It won’t be long before nights turn cooler, and legions of critters begin looking for a warmer place. That’s when many homeowners schedule their semiannual pest control service. There are also several things homeowners can do themselves to help shut out unwelcome multi-legged pests.
Some do-it-yourself preventive maintenance outside the home can help keep pests outside where they belong. Take advantage of the nice weather to check out the underside of your home’s siding with a mirror. If you find gaps, stuff them with copper mesh and seal them with latex caulk or foam. Windows, doors, and basement sashes should also be sealed with adhesive-backed weather stripping.
As annoying as most pests are, they pale in comparison to termites.
Termites are the biggest threats to a home despite the scary news about floods and wildfires. The National Pest Management Foundation says they cause about $5 billion in property damage a year in the United States.
Termites are sometimes called silent destroyers. They earned the moniker because when you find infestation signs, much of their damage is already done. That’s why preventative maintenance is the best way to ensure they don’t eat a chunk out of your home investment.
Termites may take up residence in a home for years – even decades – before they’re noticed. All the time, they’re nibbling away at the structure. An average subterranean termite colony can consume a two-by-four per year.
Older homes – like most of them here in the NE Tenn. SW Va. region – could have cracked foundations. That puts them at risk. But new homes aren’t immune if pretreatments during construction aren’t done correctly. When that happens, termite swarms can take hold as quickly as five years.
The Department of Housing and Urban Development and termites.com put Tennessee in a moderate to serious threat in its Termite Infestation Probability Zone. Another source is Pestpatrol.com’s section on “Destructive Termites in Tennessee” at http://www.termite.com/termites/termites-tennessee.html.
A termite and home pest inspection are insurance against the unexpected. Buyers should also check to see if the sellers already a termite protection program in place have – many do.
For homeowners, inspections and preventative maintenance are essential steps to ensure the safety and value of a home and its resale value. Many choose the annual pest control protection service as a good time the check for signs of termites.

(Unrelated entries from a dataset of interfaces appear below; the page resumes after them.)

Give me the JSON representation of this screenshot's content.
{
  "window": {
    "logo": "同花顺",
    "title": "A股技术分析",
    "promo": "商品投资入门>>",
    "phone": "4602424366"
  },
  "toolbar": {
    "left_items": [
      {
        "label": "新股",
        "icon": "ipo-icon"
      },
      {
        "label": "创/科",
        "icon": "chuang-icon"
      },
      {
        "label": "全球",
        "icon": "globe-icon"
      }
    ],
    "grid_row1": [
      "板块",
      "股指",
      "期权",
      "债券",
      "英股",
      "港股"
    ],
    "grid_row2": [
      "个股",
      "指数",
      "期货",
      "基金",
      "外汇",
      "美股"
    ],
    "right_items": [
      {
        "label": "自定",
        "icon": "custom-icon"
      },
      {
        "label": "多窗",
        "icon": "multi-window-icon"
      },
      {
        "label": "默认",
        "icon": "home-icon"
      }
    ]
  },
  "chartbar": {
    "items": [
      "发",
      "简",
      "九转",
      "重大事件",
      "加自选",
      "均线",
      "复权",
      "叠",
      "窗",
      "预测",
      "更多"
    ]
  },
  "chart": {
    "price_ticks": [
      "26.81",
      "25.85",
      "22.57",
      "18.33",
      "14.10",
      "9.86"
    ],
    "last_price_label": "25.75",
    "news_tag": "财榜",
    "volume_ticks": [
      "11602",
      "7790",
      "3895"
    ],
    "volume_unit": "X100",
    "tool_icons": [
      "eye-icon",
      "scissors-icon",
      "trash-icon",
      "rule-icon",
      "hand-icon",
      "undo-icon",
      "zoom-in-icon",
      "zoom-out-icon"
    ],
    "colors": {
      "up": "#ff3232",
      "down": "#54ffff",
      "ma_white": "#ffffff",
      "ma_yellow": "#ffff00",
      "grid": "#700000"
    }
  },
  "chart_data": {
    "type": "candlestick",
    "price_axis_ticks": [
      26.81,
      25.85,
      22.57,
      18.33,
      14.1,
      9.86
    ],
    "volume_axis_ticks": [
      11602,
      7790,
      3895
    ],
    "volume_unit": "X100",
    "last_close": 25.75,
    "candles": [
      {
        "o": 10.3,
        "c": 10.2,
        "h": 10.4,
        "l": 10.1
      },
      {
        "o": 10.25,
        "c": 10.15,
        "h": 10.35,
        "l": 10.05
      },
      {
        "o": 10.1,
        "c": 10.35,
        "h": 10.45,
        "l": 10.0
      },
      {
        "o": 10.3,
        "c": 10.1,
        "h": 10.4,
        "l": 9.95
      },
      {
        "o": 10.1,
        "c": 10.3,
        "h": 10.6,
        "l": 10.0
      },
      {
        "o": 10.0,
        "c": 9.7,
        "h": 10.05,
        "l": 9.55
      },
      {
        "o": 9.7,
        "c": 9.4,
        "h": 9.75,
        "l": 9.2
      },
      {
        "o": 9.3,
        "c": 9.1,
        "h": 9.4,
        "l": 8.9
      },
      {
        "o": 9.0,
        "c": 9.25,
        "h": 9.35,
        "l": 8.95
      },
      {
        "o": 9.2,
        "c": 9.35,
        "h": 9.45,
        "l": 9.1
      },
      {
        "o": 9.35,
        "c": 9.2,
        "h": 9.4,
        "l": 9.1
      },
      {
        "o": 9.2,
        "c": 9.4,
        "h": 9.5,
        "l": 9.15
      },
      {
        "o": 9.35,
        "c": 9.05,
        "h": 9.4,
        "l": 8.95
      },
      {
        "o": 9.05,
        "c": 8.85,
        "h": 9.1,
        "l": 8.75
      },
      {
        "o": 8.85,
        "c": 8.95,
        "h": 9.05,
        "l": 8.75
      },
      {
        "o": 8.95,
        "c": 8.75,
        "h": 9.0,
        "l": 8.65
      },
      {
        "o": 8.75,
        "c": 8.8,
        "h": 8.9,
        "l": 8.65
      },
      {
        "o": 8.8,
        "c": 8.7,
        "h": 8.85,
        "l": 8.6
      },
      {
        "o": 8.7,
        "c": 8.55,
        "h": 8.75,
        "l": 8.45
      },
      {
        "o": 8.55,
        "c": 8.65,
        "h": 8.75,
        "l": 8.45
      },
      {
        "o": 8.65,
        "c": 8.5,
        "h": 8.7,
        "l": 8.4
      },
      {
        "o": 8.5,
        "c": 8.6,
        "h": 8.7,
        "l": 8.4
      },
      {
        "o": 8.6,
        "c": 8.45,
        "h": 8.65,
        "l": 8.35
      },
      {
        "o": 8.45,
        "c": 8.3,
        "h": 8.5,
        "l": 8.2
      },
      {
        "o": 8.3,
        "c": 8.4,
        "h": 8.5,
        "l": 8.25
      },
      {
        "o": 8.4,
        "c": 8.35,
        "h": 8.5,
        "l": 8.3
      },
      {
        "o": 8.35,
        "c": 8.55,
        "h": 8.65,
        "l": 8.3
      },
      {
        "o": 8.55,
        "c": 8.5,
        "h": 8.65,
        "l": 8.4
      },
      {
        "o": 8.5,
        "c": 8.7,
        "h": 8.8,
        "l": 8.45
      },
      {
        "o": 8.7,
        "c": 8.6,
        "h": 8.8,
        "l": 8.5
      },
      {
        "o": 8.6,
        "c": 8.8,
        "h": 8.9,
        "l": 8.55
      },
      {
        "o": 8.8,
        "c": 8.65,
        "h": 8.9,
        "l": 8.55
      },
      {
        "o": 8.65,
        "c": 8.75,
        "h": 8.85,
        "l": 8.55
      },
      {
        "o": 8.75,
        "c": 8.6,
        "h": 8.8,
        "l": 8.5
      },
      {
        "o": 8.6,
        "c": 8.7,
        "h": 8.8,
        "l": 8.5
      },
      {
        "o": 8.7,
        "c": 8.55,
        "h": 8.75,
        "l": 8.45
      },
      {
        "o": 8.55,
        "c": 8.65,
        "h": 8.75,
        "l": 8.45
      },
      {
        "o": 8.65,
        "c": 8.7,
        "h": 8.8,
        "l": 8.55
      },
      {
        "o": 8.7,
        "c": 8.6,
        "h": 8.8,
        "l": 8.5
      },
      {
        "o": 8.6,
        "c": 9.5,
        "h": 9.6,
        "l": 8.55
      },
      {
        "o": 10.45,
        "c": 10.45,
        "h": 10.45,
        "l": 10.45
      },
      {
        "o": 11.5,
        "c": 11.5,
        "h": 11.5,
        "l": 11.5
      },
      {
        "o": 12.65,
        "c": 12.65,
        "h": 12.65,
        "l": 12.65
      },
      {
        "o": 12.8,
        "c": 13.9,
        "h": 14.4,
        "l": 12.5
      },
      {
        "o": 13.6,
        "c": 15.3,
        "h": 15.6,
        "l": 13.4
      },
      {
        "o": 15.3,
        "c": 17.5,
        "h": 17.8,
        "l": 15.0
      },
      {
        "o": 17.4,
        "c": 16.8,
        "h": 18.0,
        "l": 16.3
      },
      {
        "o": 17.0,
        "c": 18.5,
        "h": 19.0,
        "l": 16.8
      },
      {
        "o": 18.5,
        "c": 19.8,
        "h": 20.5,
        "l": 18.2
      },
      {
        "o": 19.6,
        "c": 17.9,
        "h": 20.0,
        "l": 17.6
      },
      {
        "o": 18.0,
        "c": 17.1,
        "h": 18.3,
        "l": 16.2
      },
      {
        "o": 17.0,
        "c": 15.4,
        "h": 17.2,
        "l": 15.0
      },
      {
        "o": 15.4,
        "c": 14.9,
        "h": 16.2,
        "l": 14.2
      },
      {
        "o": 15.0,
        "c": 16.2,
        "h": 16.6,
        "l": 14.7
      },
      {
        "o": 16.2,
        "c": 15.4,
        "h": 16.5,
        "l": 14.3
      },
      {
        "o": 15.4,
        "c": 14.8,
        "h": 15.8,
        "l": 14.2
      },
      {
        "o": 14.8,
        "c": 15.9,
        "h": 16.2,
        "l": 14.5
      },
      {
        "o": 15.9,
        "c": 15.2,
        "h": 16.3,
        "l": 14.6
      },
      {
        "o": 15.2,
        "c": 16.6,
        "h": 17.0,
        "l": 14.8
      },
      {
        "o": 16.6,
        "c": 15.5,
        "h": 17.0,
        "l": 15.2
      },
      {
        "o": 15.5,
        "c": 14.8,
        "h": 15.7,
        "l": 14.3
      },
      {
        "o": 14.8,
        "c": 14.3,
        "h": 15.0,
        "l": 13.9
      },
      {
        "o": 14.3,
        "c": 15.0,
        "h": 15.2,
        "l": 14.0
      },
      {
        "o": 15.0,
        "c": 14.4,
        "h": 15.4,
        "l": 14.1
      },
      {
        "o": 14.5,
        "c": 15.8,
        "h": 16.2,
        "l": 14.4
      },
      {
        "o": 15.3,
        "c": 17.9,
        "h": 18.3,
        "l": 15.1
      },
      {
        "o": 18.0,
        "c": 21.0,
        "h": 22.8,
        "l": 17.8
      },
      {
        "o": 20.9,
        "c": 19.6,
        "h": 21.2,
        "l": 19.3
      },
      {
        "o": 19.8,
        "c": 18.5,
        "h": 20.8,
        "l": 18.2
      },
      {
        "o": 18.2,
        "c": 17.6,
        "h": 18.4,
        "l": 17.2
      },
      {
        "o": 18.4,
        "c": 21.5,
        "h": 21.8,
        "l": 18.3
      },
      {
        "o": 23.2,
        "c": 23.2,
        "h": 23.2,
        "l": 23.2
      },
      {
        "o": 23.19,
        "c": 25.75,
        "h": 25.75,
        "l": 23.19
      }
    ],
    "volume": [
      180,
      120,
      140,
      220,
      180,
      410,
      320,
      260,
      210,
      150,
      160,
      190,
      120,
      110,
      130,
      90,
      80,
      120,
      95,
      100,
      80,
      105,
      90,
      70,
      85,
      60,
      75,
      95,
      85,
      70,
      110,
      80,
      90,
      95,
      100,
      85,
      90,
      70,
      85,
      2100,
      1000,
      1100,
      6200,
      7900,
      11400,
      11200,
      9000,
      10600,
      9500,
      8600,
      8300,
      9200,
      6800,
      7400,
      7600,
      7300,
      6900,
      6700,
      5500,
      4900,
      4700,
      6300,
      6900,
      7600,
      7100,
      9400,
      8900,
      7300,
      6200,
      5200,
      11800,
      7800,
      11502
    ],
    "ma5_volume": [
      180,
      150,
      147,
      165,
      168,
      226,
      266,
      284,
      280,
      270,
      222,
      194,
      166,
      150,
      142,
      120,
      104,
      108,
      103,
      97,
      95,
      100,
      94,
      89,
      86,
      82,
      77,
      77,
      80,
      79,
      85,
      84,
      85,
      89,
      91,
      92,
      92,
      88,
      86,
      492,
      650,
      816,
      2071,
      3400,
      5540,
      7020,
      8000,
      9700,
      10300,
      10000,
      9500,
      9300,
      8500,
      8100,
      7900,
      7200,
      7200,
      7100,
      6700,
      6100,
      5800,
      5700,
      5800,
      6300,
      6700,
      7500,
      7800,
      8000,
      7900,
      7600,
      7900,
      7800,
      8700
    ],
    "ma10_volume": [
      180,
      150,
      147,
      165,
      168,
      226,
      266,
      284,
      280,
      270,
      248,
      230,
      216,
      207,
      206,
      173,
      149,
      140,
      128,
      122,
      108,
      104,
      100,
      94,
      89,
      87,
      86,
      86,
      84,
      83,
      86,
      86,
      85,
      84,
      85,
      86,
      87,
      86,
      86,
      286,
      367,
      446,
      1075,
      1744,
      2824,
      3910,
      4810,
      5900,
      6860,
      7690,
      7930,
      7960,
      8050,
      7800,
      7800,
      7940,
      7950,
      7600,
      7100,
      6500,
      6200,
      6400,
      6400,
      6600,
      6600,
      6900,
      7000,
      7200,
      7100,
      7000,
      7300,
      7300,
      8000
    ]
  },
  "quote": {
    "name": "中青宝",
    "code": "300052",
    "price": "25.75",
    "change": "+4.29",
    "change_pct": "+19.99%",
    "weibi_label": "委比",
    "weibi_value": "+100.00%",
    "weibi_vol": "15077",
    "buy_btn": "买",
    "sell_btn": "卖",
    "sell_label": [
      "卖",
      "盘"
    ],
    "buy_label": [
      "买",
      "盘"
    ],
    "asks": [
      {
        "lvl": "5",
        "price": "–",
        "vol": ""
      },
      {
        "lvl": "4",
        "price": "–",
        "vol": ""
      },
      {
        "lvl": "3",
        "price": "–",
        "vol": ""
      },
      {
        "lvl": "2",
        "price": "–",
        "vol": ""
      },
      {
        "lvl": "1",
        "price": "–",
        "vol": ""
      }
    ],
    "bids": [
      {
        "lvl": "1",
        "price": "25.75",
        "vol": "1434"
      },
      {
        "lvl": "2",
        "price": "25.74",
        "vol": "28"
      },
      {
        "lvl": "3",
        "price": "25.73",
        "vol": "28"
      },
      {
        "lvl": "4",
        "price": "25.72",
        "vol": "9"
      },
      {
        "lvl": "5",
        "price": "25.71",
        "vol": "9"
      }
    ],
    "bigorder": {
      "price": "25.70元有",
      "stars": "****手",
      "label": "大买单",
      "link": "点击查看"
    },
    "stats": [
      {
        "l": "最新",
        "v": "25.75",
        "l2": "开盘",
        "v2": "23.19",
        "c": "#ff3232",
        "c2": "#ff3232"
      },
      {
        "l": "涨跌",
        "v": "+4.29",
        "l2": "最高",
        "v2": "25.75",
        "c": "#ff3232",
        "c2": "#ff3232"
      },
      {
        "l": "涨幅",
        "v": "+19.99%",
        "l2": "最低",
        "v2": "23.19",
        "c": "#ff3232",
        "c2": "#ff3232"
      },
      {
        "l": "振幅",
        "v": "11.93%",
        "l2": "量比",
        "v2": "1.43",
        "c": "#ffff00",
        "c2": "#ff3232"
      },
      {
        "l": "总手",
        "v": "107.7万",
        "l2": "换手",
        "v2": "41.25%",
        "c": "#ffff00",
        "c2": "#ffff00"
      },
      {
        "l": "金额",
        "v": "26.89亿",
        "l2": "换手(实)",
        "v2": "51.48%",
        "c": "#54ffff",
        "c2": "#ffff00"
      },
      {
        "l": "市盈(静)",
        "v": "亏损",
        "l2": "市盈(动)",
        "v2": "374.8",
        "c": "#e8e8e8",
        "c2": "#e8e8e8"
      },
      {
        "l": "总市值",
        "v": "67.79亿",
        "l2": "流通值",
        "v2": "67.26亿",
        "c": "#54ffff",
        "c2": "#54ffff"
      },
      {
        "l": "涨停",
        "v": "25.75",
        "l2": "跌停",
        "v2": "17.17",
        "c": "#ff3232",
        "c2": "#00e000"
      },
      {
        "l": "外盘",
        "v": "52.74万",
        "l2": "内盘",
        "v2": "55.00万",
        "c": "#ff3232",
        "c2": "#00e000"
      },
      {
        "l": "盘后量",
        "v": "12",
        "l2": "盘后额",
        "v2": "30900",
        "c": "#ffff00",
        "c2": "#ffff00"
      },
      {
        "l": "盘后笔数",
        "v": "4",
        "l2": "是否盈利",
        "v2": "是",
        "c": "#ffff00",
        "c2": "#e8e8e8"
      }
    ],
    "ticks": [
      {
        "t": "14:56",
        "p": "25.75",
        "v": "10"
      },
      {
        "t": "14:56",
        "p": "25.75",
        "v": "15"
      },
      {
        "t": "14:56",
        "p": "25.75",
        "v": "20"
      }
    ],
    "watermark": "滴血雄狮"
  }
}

Exterminators also offer these tips homeowners so homeowners can help keep termites out of their homes:
– Eliminate standing water. Pests, such as ants, mosquitoes, and termites, are attracted to moisture.
– Keep tree branches cut back.
– Make sure that there are no cracks or tiny openings around the bottom of your house.
– Make sure that firewood and building materials are not stored next to your home. Pests like to build nests in stacks of wood.
You can find more information about termites, pest control, and myriad other items and issues of interest to homeowners at HouseLogic.com. It’s a consumer service of local and national REALTORS® intended to demonstrate that homeowner-REALTOR® relationship extends beyond the core areas of buying and selling real estate.
NETAR is the voice for real estate in Northeast Tennessee. It is the largest trade association in the Northeast Tennessee – Southwest Virginia region representing over 1,500 members and 100 affiliates involved in all aspects of the residential and commercial real estate industries. Pending sales, Trends Reports, and the regional market analytics can be found on the NETAR websites at https://netar.us/voice-real-estate-northeast-tennessee.
NETAR is the voice for real estate in Northeast Tennessee. It is the largest trade association in the Northeast Tennessee, Southwest Virginia region, representing over 1,600+ members and 100+ business partners involved in all aspects of the residential and commercial real estate industries. Weekly market reports and information for both consumers and members are available on the NETAR website at https://netar.us